This ‘independence debt’ effectively became a ‘double debt’ that took the better part of a century to repay, atrophying the nation’s ability to develop and thrive. 

The NYT reported on this debt alongside stories of The National Bank of Haiti being controlled by the Parisian bank, Crédit Industriel et Commercial, to syphon Haitian wealth into the colonial coffers.

They detailed the cruelty and exploitation of US invasion and imperialism in the 20th century, and the roles of Washington and Wall Street in ensuring the Haitian people would see very little of their own resources invested back into the nation’s infrastructure.

The undoing of former President Jean-Bertrand Aristide, a proud leader who had made loud, vocal calls for reparations to Haiti from France, was also revisited.

It was all important history, critical to understanding Haiti’s current context and in demonstrating how the actions of colonial and imperial powers in the 19th and 20th centuries remain extremely relevant to the state of many nations today.

However, the question many had was how much of this was new, and how much of this was the NYT simply broadcasting and amplifying what was already in the public domain? 

Journalist and author Jonathan M. Katz noted there were some new pieces of information which make this series novel and noteworthy. In particular, he points out, the NYT calculated a precise number that Haiti was required to pay back to France over the years: somewhere between $21 billion to $115 billion.

They also made the case that Haitian wealth financed the Eiffel Tower, salaries at Citibank and the French state itself ($8.5 million landed in French state coffers).

The NYT also revealed that the French Ambassador did concede that the 2004 ousting of then-President Aristide, was in fact a coup, backed by the US and France. 

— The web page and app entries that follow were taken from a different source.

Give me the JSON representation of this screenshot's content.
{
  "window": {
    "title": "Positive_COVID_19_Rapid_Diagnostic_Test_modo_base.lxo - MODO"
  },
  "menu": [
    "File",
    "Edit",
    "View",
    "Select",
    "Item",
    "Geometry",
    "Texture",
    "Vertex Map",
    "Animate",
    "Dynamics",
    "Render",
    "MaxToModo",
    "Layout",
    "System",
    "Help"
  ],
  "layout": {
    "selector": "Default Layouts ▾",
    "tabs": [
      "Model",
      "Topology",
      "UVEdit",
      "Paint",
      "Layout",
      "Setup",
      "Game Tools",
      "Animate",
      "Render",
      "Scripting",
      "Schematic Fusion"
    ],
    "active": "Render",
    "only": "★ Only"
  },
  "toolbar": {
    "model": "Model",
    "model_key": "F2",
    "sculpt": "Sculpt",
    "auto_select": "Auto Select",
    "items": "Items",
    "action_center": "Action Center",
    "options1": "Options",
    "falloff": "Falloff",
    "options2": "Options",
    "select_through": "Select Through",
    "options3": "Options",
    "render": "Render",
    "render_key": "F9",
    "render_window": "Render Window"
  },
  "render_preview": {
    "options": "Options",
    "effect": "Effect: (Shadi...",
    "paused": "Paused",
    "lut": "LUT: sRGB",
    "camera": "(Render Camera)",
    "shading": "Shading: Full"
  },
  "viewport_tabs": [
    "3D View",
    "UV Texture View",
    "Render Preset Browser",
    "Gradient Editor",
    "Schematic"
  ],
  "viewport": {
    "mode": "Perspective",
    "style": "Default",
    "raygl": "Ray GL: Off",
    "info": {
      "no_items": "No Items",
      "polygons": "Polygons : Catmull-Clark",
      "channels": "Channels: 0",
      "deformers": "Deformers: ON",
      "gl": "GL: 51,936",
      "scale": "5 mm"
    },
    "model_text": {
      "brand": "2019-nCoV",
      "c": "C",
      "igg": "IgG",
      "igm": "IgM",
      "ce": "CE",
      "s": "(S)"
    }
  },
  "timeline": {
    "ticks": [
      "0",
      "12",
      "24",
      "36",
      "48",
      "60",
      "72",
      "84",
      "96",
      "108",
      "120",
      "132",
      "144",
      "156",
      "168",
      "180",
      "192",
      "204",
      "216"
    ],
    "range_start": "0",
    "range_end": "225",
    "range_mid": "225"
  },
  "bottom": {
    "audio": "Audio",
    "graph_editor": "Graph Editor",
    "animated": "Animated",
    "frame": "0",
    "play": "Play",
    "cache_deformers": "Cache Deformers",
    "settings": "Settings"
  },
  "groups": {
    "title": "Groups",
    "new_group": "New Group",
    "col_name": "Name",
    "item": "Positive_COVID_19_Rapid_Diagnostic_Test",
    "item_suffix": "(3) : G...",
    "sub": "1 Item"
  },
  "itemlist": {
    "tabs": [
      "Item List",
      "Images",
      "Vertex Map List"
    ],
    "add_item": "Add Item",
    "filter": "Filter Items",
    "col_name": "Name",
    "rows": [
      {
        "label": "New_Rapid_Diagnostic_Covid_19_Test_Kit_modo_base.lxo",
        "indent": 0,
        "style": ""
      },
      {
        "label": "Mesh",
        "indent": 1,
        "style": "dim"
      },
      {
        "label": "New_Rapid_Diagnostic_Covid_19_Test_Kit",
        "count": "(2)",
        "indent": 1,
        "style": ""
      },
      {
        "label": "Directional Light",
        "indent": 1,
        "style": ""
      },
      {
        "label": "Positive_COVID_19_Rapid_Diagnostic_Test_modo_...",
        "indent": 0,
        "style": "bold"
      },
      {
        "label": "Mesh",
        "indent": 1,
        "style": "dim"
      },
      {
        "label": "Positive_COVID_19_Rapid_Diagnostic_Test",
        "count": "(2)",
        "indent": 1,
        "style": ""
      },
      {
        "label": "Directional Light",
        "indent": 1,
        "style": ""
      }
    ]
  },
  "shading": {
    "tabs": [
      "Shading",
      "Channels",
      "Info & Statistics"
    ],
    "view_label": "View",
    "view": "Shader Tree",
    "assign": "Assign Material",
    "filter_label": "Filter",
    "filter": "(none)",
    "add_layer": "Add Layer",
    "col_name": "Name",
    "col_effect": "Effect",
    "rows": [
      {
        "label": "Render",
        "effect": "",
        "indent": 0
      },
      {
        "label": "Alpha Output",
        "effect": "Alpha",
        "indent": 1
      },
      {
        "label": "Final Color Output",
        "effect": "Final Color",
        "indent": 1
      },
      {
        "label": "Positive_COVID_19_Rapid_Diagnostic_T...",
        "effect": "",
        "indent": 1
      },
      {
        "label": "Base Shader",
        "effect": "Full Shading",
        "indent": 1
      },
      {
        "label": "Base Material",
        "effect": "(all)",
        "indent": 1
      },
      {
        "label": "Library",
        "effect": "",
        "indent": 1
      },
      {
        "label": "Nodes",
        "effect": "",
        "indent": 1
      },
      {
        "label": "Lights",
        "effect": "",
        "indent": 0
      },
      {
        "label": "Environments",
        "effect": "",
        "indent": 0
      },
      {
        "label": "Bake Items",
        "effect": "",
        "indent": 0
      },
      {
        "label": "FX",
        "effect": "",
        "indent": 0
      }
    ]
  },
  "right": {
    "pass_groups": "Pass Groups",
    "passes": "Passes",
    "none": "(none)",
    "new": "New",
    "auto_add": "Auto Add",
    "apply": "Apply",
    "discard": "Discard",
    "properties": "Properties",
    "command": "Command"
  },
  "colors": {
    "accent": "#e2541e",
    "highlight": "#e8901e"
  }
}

Again, all vital, useful information, particularly in considering how much France might owe Haiti in return. But in engaging with the reporting, both ‘rarely taught or acknowledged’ (according to the NYT) and ‘new’, I couldn’t help but find myself frustrated, somewhat reluctant to read this history, telling me much of what I already knew. 

It wasn’t because some academics felt angry at being left out by the NYT’s bibliography, though that was how I was introduced to the series. It wasn’t because I didn’t believe this was history, rather than journalism, as others have pontificated.

What made me so resistant was the realisation that we still live in an age where it feels like truth is only recognised as truth when it is published by a US news organisation like the New York Times.

There is something particularly galling about being educated about the cruel exploits of colonial and imperial powers by a publication which itself is ensconced in a city and nation that has a long way to go in repairing its past sins. And while there is, of course, much to admire about the NYT’s reporting, I wonder how I should personally engage with it.

Do I celebrate the NYT, given it is bringing this information to a wider audience? Or do I reject it completely, given their positioning, and the ethical ambiguity of presenting work as ground-breaking, when it is in fact only building on the work scholars, activists and Haitians have known about and worked on for years?

How do I swallow what feels like another injustice, that one’s own history may only be garnered importance or platform when the descendants of the masters deem it time? 

As a Sudanese woman, I know what it is to be from a nation the wider world sees as poor, corrupt and borderline irredeemable. I know what it is to constantly be grasping for attention, for reparative treatment, for justice. I know what it is to have my history taught back to me by descendants of the colonisers, by those who think they know my land and people better than I do, despite my being born on the soil where the two Niles meet. I also know that sadly, I am not really in a position to choose. 

Or am I? I wonder if by even writing this piece, am I part of the problem?

Yassmin Abdel-Magied is a Sudanese-Australian author and social justice advocate. She is a regular columnist for The New Arab.

Follow her on Twitter: @yassmin_a

Have questions or comments? Email us at: editorial-english@alaraby.co.uk.

Opinions expressed in this article remain those of the author and do not necessarily represent those of The New Arab, its editorial board or staff.